* _TASK OBJECTIVE_
The expected output is the complete listing, copied word for word.
----- DATA FOR REVIEW -----
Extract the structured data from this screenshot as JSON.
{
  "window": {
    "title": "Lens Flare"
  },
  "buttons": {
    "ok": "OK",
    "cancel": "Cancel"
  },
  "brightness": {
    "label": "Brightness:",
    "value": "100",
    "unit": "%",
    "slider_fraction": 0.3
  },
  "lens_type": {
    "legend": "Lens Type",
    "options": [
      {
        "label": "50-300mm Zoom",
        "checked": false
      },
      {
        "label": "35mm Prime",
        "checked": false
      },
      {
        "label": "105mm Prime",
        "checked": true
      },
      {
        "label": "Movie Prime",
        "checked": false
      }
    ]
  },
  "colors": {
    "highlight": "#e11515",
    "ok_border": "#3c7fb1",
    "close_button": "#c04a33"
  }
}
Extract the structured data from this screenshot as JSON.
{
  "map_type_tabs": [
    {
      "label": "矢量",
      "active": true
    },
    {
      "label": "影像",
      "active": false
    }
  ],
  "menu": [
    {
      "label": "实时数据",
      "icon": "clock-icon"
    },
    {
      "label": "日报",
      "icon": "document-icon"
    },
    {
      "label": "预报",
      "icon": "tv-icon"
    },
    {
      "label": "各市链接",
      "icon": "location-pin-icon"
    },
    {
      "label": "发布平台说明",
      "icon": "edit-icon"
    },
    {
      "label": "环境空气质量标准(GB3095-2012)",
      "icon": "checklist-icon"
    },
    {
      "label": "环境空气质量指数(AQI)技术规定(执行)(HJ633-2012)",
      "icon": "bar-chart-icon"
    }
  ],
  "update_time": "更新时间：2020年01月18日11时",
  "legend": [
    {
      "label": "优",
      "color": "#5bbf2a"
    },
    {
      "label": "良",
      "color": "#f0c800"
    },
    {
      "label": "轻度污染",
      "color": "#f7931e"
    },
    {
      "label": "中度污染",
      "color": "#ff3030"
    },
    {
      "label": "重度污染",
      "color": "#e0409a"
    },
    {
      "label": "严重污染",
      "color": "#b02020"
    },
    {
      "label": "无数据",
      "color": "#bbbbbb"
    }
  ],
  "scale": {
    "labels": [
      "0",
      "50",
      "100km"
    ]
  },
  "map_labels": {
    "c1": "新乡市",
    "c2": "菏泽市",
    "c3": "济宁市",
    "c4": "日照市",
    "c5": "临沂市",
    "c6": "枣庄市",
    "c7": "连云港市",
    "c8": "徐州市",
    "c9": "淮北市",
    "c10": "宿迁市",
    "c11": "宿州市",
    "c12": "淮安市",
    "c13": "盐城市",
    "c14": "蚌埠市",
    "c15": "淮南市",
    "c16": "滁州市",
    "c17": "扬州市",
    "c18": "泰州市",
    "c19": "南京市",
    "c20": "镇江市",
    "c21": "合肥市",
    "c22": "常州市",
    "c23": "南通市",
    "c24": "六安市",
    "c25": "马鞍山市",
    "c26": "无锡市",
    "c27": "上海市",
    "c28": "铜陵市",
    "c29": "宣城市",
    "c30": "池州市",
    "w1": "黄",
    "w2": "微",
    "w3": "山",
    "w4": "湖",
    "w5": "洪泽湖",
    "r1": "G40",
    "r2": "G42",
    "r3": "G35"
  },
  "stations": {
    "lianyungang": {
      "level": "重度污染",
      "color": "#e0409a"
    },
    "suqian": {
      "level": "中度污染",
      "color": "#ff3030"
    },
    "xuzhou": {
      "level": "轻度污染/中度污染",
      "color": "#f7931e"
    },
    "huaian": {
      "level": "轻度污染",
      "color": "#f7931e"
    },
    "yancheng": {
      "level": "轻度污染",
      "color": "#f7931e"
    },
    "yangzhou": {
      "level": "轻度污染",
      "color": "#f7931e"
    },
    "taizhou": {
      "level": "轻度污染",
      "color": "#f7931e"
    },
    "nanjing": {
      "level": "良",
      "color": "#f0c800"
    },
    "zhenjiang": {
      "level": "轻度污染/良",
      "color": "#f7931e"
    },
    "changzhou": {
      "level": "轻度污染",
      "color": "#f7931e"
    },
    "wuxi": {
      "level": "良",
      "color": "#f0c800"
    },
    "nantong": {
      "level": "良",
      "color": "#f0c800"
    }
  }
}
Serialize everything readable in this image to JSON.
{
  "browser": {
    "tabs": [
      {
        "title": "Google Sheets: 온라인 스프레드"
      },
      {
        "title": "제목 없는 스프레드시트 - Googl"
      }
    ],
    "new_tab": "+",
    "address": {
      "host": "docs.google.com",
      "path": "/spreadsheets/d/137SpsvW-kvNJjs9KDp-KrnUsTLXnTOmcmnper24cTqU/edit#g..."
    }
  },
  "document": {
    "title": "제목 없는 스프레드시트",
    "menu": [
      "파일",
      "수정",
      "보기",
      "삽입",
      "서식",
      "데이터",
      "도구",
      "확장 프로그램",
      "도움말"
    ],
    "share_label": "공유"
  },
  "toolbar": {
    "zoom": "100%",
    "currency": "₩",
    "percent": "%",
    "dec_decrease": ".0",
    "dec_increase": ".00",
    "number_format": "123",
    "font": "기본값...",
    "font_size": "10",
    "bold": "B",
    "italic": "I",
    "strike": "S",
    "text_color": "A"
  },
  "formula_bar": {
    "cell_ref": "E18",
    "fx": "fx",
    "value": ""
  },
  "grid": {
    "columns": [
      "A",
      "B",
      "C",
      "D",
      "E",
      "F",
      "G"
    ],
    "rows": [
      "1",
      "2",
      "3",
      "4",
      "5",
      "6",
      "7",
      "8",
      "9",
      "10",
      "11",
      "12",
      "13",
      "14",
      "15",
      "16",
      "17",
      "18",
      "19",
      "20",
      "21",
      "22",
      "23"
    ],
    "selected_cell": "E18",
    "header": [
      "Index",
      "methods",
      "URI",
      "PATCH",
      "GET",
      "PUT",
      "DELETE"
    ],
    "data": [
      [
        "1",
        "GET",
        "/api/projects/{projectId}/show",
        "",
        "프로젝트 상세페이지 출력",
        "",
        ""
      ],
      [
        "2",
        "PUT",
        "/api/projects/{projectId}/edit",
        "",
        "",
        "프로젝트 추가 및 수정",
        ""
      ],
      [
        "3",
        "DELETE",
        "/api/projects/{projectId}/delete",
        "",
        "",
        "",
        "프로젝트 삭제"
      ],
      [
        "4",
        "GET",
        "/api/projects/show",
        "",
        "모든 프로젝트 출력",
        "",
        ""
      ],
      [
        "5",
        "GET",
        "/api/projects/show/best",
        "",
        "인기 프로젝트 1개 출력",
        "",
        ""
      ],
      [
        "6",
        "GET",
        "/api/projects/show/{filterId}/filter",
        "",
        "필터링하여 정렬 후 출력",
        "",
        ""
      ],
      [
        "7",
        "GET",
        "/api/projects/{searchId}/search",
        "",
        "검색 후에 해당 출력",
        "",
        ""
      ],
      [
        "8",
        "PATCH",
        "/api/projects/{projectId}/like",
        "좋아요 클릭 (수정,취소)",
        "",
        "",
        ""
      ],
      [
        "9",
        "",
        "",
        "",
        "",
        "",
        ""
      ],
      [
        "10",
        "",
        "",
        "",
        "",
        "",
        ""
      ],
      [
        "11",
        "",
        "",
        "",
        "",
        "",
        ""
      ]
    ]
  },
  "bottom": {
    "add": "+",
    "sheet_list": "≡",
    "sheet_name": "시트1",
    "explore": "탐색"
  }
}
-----
* _WRITTEN SOLUTION_
Extract the structured data from this screenshot as JSON.
{
  "window": {
    "title": "Lens Flare"
  },
  "buttons": {
    "ok": "OK",
    "cancel": "Cancel"
  },
  "brightness": {
    "label": "Brightness:",
    "value": "100",
    "unit": "%",
    "slider_fraction": 0.3
  },
  "lens_type": {
    "legend": "Lens Type",
    "options": [
      {
        "label": "50-300mm Zoom",
        "checked": false
      },
      {
        "label": "35mm Prime",
        "checked": false
      },
      {
        "label": "105mm Prime",
        "checked": true
      },
      {
        "label": "Movie Prime",
        "checked": false
      }
    ]
  },
  "colors": {
    "highlight": "#e11515",
    "ok_border": "#3c7fb1",
    "close_button": "#c04a33"
  }
}
Extract the structured data from this screenshot as JSON.
{
  "map_type_tabs": [
    {
      "label": "矢量",
      "active": true
    },
    {
      "label": "影像",
      "active": false
    }
  ],
  "menu": [
    {
      "label": "实时数据",
      "icon": "clock-icon"
    },
    {
      "label": "日报",
      "icon": "document-icon"
    },
    {
      "label": "预报",
      "icon": "tv-icon"
    },
    {
      "label": "各市链接",
      "icon": "location-pin-icon"
    },
    {
      "label": "发布平台说明",
      "icon": "edit-icon"
    },
    {
      "label": "环境空气质量标准(GB3095-2012)",
      "icon": "checklist-icon"
    },
    {
      "label": "环境空气质量指数(AQI)技术规定(执行)(HJ633-2012)",
      "icon": "bar-chart-icon"
    }
  ],
  "update_time": "更新时间：2020年01月18日11时",
  "legend": [
    {
      "label": "优",
      "color": "#5bbf2a"
    },
    {
      "label": "良",
      "color": "#f0c800"
    },
    {
      "label": "轻度污染",
      "color": "#f7931e"
    },
    {
      "label": "中度污染",
      "color": "#ff3030"
    },
    {
      "label": "重度污染",
      "color": "#e0409a"
    },
    {
      "label": "严重污染",
      "color": "#b02020"
    },
    {
      "label": "无数据",
      "color": "#bbbbbb"
    }
  ],
  "scale": {
    "labels": [
      "0",
      "50",
      "100km"
    ]
  },
  "map_labels": {
    "c1": "新乡市",
    "c2": "菏泽市",
    "c3": "济宁市",
    "c4": "日照市",
    "c5": "临沂市",
    "c6": "枣庄市",
    "c7": "连云港市",
    "c8": "徐州市",
    "c9": "淮北市",
    "c10": "宿迁市",
    "c11": "宿州市",
    "c12": "淮安市",
    "c13": "盐城市",
    "c14": "蚌埠市",
    "c15": "淮南市",
    "c16": "滁州市",
    "c17": "扬州市",
    "c18": "泰州市",
    "c19": "南京市",
    "c20": "镇江市",
    "c21": "合肥市",
    "c22": "常州市",
    "c23": "南通市",
    "c24": "六安市",
    "c25": "马鞍山市",
    "c26": "无锡市",
    "c27": "上海市",
    "c28": "铜陵市",
    "c29": "宣城市",
    "c30": "池州市",
    "w1": "黄",
    "w2": "微",
    "w3": "山",
    "w4": "湖",
    "w5": "洪泽湖",
    "r1": "G40",
    "r2": "G42",
    "r3": "G35"
  },
  "stations": {
    "lianyungang": {
      "level": "重度污染",
      "color": "#e0409a"
    },
    "suqian": {
      "level": "中度污染",
      "color": "#ff3030"
    },
    "xuzhou": {
      "level": "轻度污染/中度污染",
      "color": "#f7931e"
    },
    "huaian": {
      "level": "轻度污染",
      "color": "#f7931e"
    },
    "yancheng": {
      "level": "轻度污染",
      "color": "#f7931e"
    },
    "yangzhou": {
      "level": "轻度污染",
      "color": "#f7931e"
    },
    "taizhou": {
      "level": "轻度污染",
      "color": "#f7931e"
    },
    "nanjing": {
      "level": "良",
      "color": "#f0c800"
    },
    "zhenjiang": {
      "level": "轻度污染/良",
      "color": "#f7931e"
    },
    "changzhou": {
      "level": "轻度污染",
      "color": "#f7931e"
    },
    "wuxi": {
      "level": "良",
      "color": "#f0c800"
    },
    "nantong": {
      "level": "良",
      "color": "#f0c800"
    }
  }
}
Serialize everything readable in this image to JSON.
{
  "browser": {
    "tabs": [
      {
        "title": "Google Sheets: 온라인 스프레드"
      },
      {
        "title": "제목 없는 스프레드시트 - Googl"
      }
    ],
    "new_tab": "+",
    "address": {
      "host": "docs.google.com",
      "path": "/spreadsheets/d/137SpsvW-kvNJjs9KDp-KrnUsTLXnTOmcmnper24cTqU/edit#g..."
    }
  },
  "document": {
    "title": "제목 없는 스프레드시트",
    "menu": [
      "파일",
      "수정",
      "보기",
      "삽입",
      "서식",
      "데이터",
      "도구",
      "확장 프로그램",
      "도움말"
    ],
    "share_label": "공유"
  },
  "toolbar": {
    "zoom": "100%",
    "currency": "₩",
    "percent": "%",
    "dec_decrease": ".0",
    "dec_increase": ".00",
    "number_format": "123",
    "font": "기본값...",
    "font_size": "10",
    "bold": "B",
    "italic": "I",
    "strike": "S",
    "text_color": "A"
  },
  "formula_bar": {
    "cell_ref": "E18",
    "fx": "fx",
    "value": ""
  },
  "grid": {
    "columns": [
      "A",
      "B",
      "C",
      "D",
      "E",
      "F",
      "G"
    ],
    "rows": [
      "1",
      "2",
      "3",
      "4",
      "5",
      "6",
      "7",
      "8",
      "9",
      "10",
      "11",
      "12",
      "13",
      "14",
      "15",
      "16",
      "17",
      "18",
      "19",
      "20",
      "21",
      "22",
      "23"
    ],
    "selected_cell": "E18",
    "header": [
      "Index",
      "methods",
      "URI",
      "PATCH",
      "GET",
      "PUT",
      "DELETE"
    ],
    "data": [
      [
        "1",
        "GET",
        "/api/projects/{projectId}/show",
        "",
        "프로젝트 상세페이지 출력",
        "",
        ""
      ],
      [
        "2",
        "PUT",
        "/api/projects/{projectId}/edit",
        "",
        "",
        "프로젝트 추가 및 수정",
        ""
      ],
      [
        "3",
        "DELETE",
        "/api/projects/{projectId}/delete",
        "",
        "",
        "",
        "프로젝트 삭제"
      ],
      [
        "4",
        "GET",
        "/api/projects/show",
        "",
        "모든 프로젝트 출력",
        "",
        ""
      ],
      [
        "5",
        "GET",
        "/api/projects/show/best",
        "",
        "인기 프로젝트 1개 출력",
        "",
        ""
      ],
      [
        "6",
        "GET",
        "/api/projects/show/{filterId}/filter",
        "",
        "필터링하여 정렬 후 출력",
        "",
        ""
      ],
      [
        "7",
        "GET",
        "/api/projects/{searchId}/search",
        "",
        "검색 후에 해당 출력",
        "",
        ""
      ],
      [
        "8",
        "PATCH",
        "/api/projects/{projectId}/like",
        "좋아요 클릭 (수정,취소)",
        "",
        "",
        ""
      ],
      [
        "9",
        "",
        "",
        "",
        "",
        "",
        ""
      ],
      [
        "10",
        "",
        "",
        "",
        "",
        "",
        ""
      ],
      [
        "11",
        "",
        "",
        "",
        "",
        "",
        ""
      ]
    ]
  },
  "bottom": {
    "add": "+",
    "sheet_list": "≡",
    "sheet_name": "시트1",
    "explore": "탐색"
  }
}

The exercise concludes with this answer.